## MATERIAL TO PROCESS
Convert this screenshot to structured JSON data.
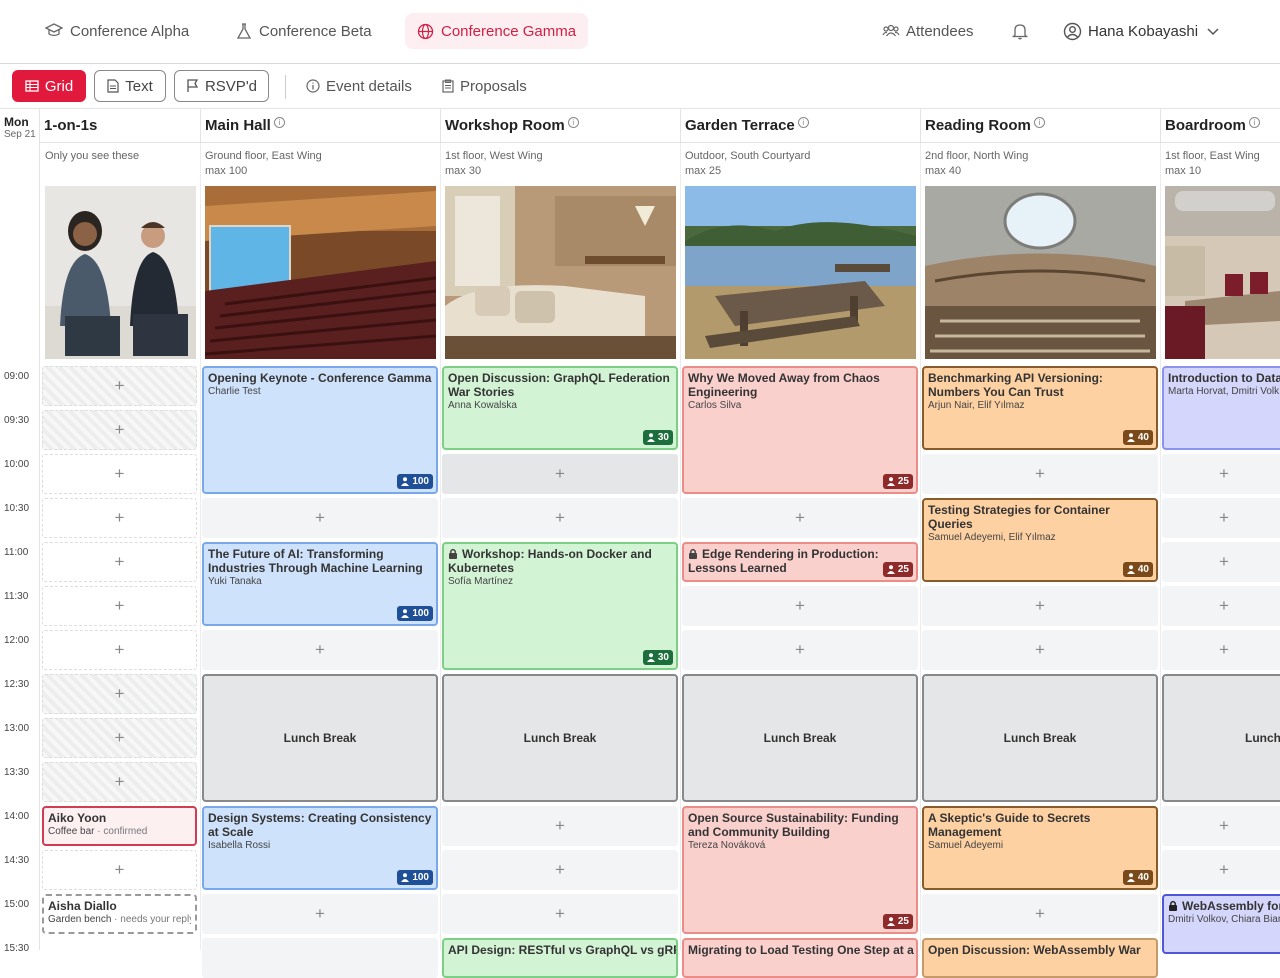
{
  "nav": {
    "tabs": [
      {
        "label": "Conference Alpha",
        "icon": "graduation-cap-icon"
      },
      {
        "label": "Conference Beta",
        "icon": "flask-icon"
      },
      {
        "label": "Conference Gamma",
        "icon": "globe-icon",
        "active": true
      }
    ],
    "attendees_label": "Attendees",
    "user_name": "Hana Kobayashi"
  },
  "toolbar": {
    "grid_label": "Grid",
    "text_label": "Text",
    "rsvp_label": "RSVP'd",
    "event_details_label": "Event details",
    "proposals_label": "Proposals"
  },
  "day": {
    "name": "Mon",
    "date": "Sep 21"
  },
  "times": [
    "09:00",
    "09:30",
    "10:00",
    "10:30",
    "11:00",
    "11:30",
    "12:00",
    "12:30",
    "13:00",
    "13:30",
    "14:00",
    "14:30",
    "15:00",
    "15:30"
  ],
  "columns": [
    {
      "name": "1-on-1s",
      "info": false,
      "desc1": "Only you see these",
      "desc2": ""
    },
    {
      "name": "Main Hall",
      "info": true,
      "desc1": "Ground floor, East Wing",
      "desc2": "max 100"
    },
    {
      "name": "Workshop Room",
      "info": true,
      "desc1": "1st floor, West Wing",
      "desc2": "max 30"
    },
    {
      "name": "Garden Terrace",
      "info": true,
      "desc1": "Outdoor, South Courtyard",
      "desc2": "max 25"
    },
    {
      "name": "Reading Room",
      "info": true,
      "desc1": "2nd floor, North Wing",
      "desc2": "max 40"
    },
    {
      "name": "Boardroom",
      "info": true,
      "desc1": "1st floor, East Wing",
      "desc2": "max 10"
    }
  ],
  "plus": "+",
  "events": {
    "keynote": {
      "title": "Opening Keynote - Conference Gamma",
      "speakers": "Charlie Test",
      "cap": "100"
    },
    "ai": {
      "title": "The Future of AI: Transforming Industries Through Machine Learning",
      "speakers": "Yuki Tanaka",
      "cap": "100"
    },
    "design": {
      "title": "Design Systems: Creating Consistency at Scale",
      "speakers": "Isabella Rossi",
      "cap": "100"
    },
    "graphql": {
      "title": "Open Discussion: GraphQL Federation War Stories",
      "speakers": "Anna Kowalska",
      "cap": "30"
    },
    "docker": {
      "title": "Workshop: Hands-on Docker and Kubernetes",
      "speakers": "Sofía Martínez",
      "cap": "30"
    },
    "api": {
      "title": "API Design: RESTful vs GraphQL vs gRPC",
      "speakers": ""
    },
    "chaos": {
      "title": "Why We Moved Away from Chaos Engineering",
      "speakers": "Carlos Silva",
      "cap": "25"
    },
    "edge": {
      "title": "Edge Rendering in Production: Lessons Learned",
      "speakers": "",
      "cap": "25"
    },
    "oss": {
      "title": "Open Source Sustainability: Funding and Community Building",
      "speakers": "Tereza Nováková",
      "cap": "25"
    },
    "migrating": {
      "title": "Migrating to Load Testing One Step at a",
      "speakers": ""
    },
    "bench": {
      "title": "Benchmarking API Versioning: Numbers You Can Trust",
      "speakers": "Arjun Nair, Elif Yılmaz",
      "cap": "40"
    },
    "testing": {
      "title": "Testing Strategies for Container Queries",
      "speakers": "Samuel Adeyemi, Elif Yılmaz",
      "cap": "40"
    },
    "secrets": {
      "title": "A Skeptic's Guide to Secrets Management",
      "speakers": "Samuel Adeyemi",
      "cap": "40"
    },
    "wasm_disc": {
      "title": "Open Discussion: WebAssembly War",
      "speakers": ""
    },
    "intro": {
      "title": "Introduction to Datab",
      "speakers": "Marta Horvat, Dmitri Volk"
    },
    "wasm": {
      "title": "WebAssembly for",
      "speakers": "Dmitri Volkov, Chiara Bian"
    },
    "lunch": {
      "title": "Lunch Break",
      "short": "Lunch"
    }
  },
  "meetings": [
    {
      "name": "Aiko Yoon",
      "place": "Coffee bar",
      "status": "· confirmed"
    },
    {
      "name": "Aisha Diallo",
      "place": "Garden bench",
      "status": "· needs your reply"
    }
  ],
  "colors": {
    "accent": "#e0193d",
    "blue": "#cfe2fb",
    "green": "#d3f3d5",
    "red": "#fad0cd",
    "orange": "#fed1a3",
    "purple": "#d4d6fb"
  }
}
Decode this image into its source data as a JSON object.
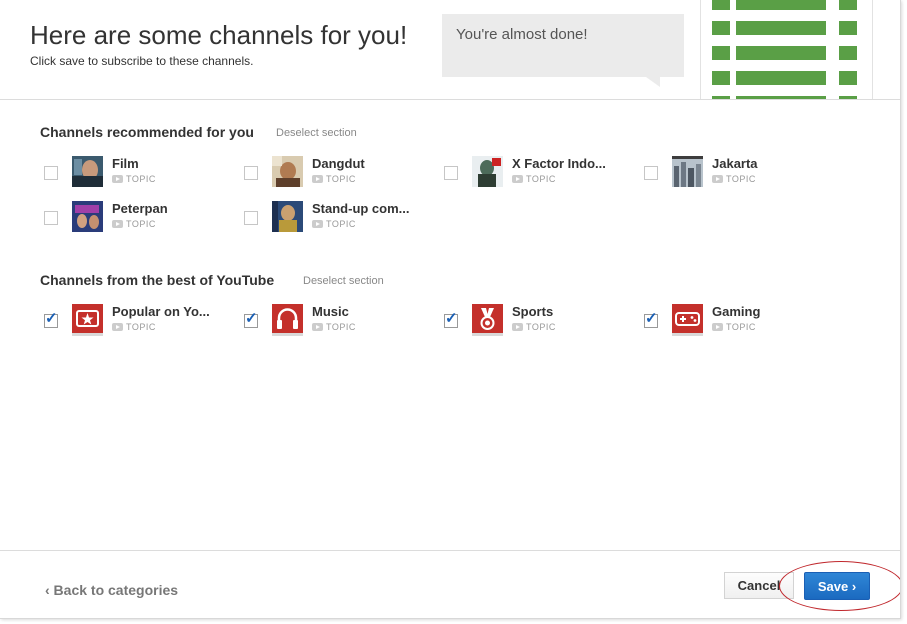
{
  "header": {
    "title": "Here are some channels for you!",
    "subtitle": "Click save to subscribe to these channels.",
    "bubble_text": "You're almost done!"
  },
  "sections": [
    {
      "title": "Channels recommended for you",
      "deselect_label": "Deselect section",
      "items": [
        {
          "name": "Film",
          "topic": "TOPIC",
          "checked": false,
          "thumb": "photo-face"
        },
        {
          "name": "Dangdut",
          "topic": "TOPIC",
          "checked": false,
          "thumb": "photo-singer"
        },
        {
          "name": "X Factor Indo...",
          "topic": "TOPIC",
          "checked": false,
          "thumb": "photo-person"
        },
        {
          "name": "Jakarta",
          "topic": "TOPIC",
          "checked": false,
          "thumb": "photo-city"
        },
        {
          "name": "Peterpan",
          "topic": "TOPIC",
          "checked": false,
          "thumb": "photo-band"
        },
        {
          "name": "Stand-up com...",
          "topic": "TOPIC",
          "checked": false,
          "thumb": "photo-comedian"
        }
      ]
    },
    {
      "title": "Channels from the best of YouTube",
      "deselect_label": "Deselect section",
      "items": [
        {
          "name": "Popular on Yo...",
          "topic": "TOPIC",
          "checked": true,
          "thumb": "star-icon"
        },
        {
          "name": "Music",
          "topic": "TOPIC",
          "checked": true,
          "thumb": "headphones-icon"
        },
        {
          "name": "Sports",
          "topic": "TOPIC",
          "checked": true,
          "thumb": "medal-icon"
        },
        {
          "name": "Gaming",
          "topic": "TOPIC",
          "checked": true,
          "thumb": "gamepad-icon"
        }
      ]
    }
  ],
  "footer": {
    "back_label": "‹ Back to categories",
    "cancel_label": "Cancel",
    "save_label": "Save ›"
  },
  "colors": {
    "progress_green": "#5a9f46",
    "youtube_red": "#c4302b",
    "save_blue": "#1b6ac0",
    "annotation_red": "#c0282d"
  }
}
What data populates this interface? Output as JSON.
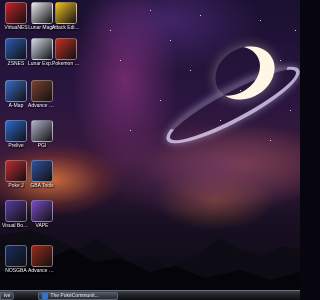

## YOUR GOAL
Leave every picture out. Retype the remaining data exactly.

## ANSWER TO THE PROBLEM
Convert this screenshot to structured JSON data.
{
  "nav": {
    "tabs": [
      {
        "label": "Conference Alpha",
        "icon": "graduation-cap-icon"
      },
      {
        "label": "Conference Beta",
        "icon": "flask-icon"
      },
      {
        "label": "Conference Gamma",
        "icon": "globe-icon",
        "active": true
      }
    ],
    "attendees_label": "Attendees",
    "user_name": "Hana Kobayashi"
  },
  "toolbar": {
    "grid_label": "Grid",
    "text_label": "Text",
    "rsvp_label": "RSVP'd",
    "event_details_label": "Event details",
    "proposals_label": "Proposals"
  },
  "day": {
    "name": "Mon",
    "date": "Sep 21"
  },
  "times": [
    "09:00",
    "09:30",
    "10:00",
    "10:30",
    "11:00",
    "11:30",
    "12:00",
    "12:30",
    "13:00",
    "13:30",
    "14:00",
    "14:30",
    "15:00",
    "15:30"
  ],
  "columns": [
    {
      "name": "1-on-1s",
      "info": false,
      "desc1": "Only you see these",
      "desc2": ""
    },
    {
      "name": "Main Hall",
      "info": true,
      "desc1": "Ground floor, East Wing",
      "desc2": "max 100"
    },
    {
      "name": "Workshop Room",
      "info": true,
      "desc1": "1st floor, West Wing",
      "desc2": "max 30"
    },
    {
      "name": "Garden Terrace",
      "info": true,
      "desc1": "Outdoor, South Courtyard",
      "desc2": "max 25"
    },
    {
      "name": "Reading Room",
      "info": true,
      "desc1": "2nd floor, North Wing",
      "desc2": "max 40"
    },
    {
      "name": "Boardroom",
      "info": true,
      "desc1": "1st floor, East Wing",
      "desc2": "max 10"
    }
  ],
  "plus": "+",
  "events": {
    "keynote": {
      "title": "Opening Keynote - Conference Gamma",
      "speakers": "Charlie Test",
      "cap": "100"
    },
    "ai": {
      "title": "The Future of AI: Transforming Industries Through Machine Learning",
      "speakers": "Yuki Tanaka",
      "cap": "100"
    },
    "design": {
      "title": "Design Systems: Creating Consistency at Scale",
      "speakers": "Isabella Rossi",
      "cap": "100"
    },
    "graphql": {
      "title": "Open Discussion: GraphQL Federation War Stories",
      "speakers": "Anna Kowalska",
      "cap": "30"
    },
    "docker": {
      "title": "Workshop: Hands-on Docker and Kubernetes",
      "speakers": "Sofía Martínez",
      "cap": "30"
    },
    "api": {
      "title": "API Design: RESTful vs GraphQL vs gRPC",
      "speakers": ""
    },
    "chaos": {
      "title": "Why We Moved Away from Chaos Engineering",
      "speakers": "Carlos Silva",
      "cap": "25"
    },
    "edge": {
      "title": "Edge Rendering in Production: Lessons Learned",
      "speakers": "",
      "cap": "25"
    },
    "oss": {
      "title": "Open Source Sustainability: Funding and Community Building",
      "speakers": "Tereza Nováková",
      "cap": "25"
    },
    "migrating": {
      "title": "Migrating to Load Testing One Step at a",
      "speakers": ""
    },
    "bench": {
      "title": "Benchmarking API Versioning: Numbers You Can Trust",
      "speakers": "Arjun Nair, Elif Yılmaz",
      "cap": "40"
    },
    "testing": {
      "title": "Testing Strategies for Container Queries",
      "speakers": "Samuel Adeyemi, Elif Yılmaz",
      "cap": "40"
    },
    "secrets": {
      "title": "A Skeptic's Guide to Secrets Management",
      "speakers": "Samuel Adeyemi",
      "cap": "40"
    },
    "wasm_disc": {
      "title": "Open Discussion: WebAssembly War",
      "speakers": ""
    },
    "intro": {
      "title": "Introduction to Datab",
      "speakers": "Marta Horvat, Dmitri Volk"
    },
    "wasm": {
      "title": "WebAssembly for",
      "speakers": "Dmitri Volkov, Chiara Bian"
    },
    "lunch": {
      "title": "Lunch Break",
      "short": "Lunch"
    }
  },
  "meetings": [
    {
      "name": "Aiko Yoon",
      "place": "Coffee bar",
      "status": "· confirmed"
    },
    {
      "name": "Aisha Diallo",
      "place": "Garden bench",
      "status": "· needs your reply"
    }
  ],
  "colors": {
    "accent": "#e0193d",
    "blue": "#cfe2fb",
    "green": "#d3f3d5",
    "red": "#fad0cd",
    "orange": "#fed1a3",
    "purple": "#d4d6fb"
  }
}
Decode this image into its source data as a JSON object.
{
  "header": {
    "title": "Here are some channels for you!",
    "subtitle": "Click save to subscribe to these channels.",
    "bubble_text": "You're almost done!"
  },
  "sections": [
    {
      "title": "Channels recommended for you",
      "deselect_label": "Deselect section",
      "items": [
        {
          "name": "Film",
          "topic": "TOPIC",
          "checked": false,
          "thumb": "photo-face"
        },
        {
          "name": "Dangdut",
          "topic": "TOPIC",
          "checked": false,
          "thumb": "photo-singer"
        },
        {
          "name": "X Factor Indo...",
          "topic": "TOPIC",
          "checked": false,
          "thumb": "photo-person"
        },
        {
          "name": "Jakarta",
          "topic": "TOPIC",
          "checked": false,
          "thumb": "photo-city"
        },
        {
          "name": "Peterpan",
          "topic": "TOPIC",
          "checked": false,
          "thumb": "photo-band"
        },
        {
          "name": "Stand-up com...",
          "topic": "TOPIC",
          "checked": false,
          "thumb": "photo-comedian"
        }
      ]
    },
    {
      "title": "Channels from the best of YouTube",
      "deselect_label": "Deselect section",
      "items": [
        {
          "name": "Popular on Yo...",
          "topic": "TOPIC",
          "checked": true,
          "thumb": "star-icon"
        },
        {
          "name": "Music",
          "topic": "TOPIC",
          "checked": true,
          "thumb": "headphones-icon"
        },
        {
          "name": "Sports",
          "topic": "TOPIC",
          "checked": true,
          "thumb": "medal-icon"
        },
        {
          "name": "Gaming",
          "topic": "TOPIC",
          "checked": true,
          "thumb": "gamepad-icon"
        }
      ]
    }
  ],
  "footer": {
    "back_label": "‹ Back to categories",
    "cancel_label": "Cancel",
    "save_label": "Save ›"
  },
  "colors": {
    "progress_green": "#5a9f46",
    "youtube_red": "#c4302b",
    "save_blue": "#1b6ac0",
    "annotation_red": "#c0282d"
  }
}
What data populates this interface? Output as JSON.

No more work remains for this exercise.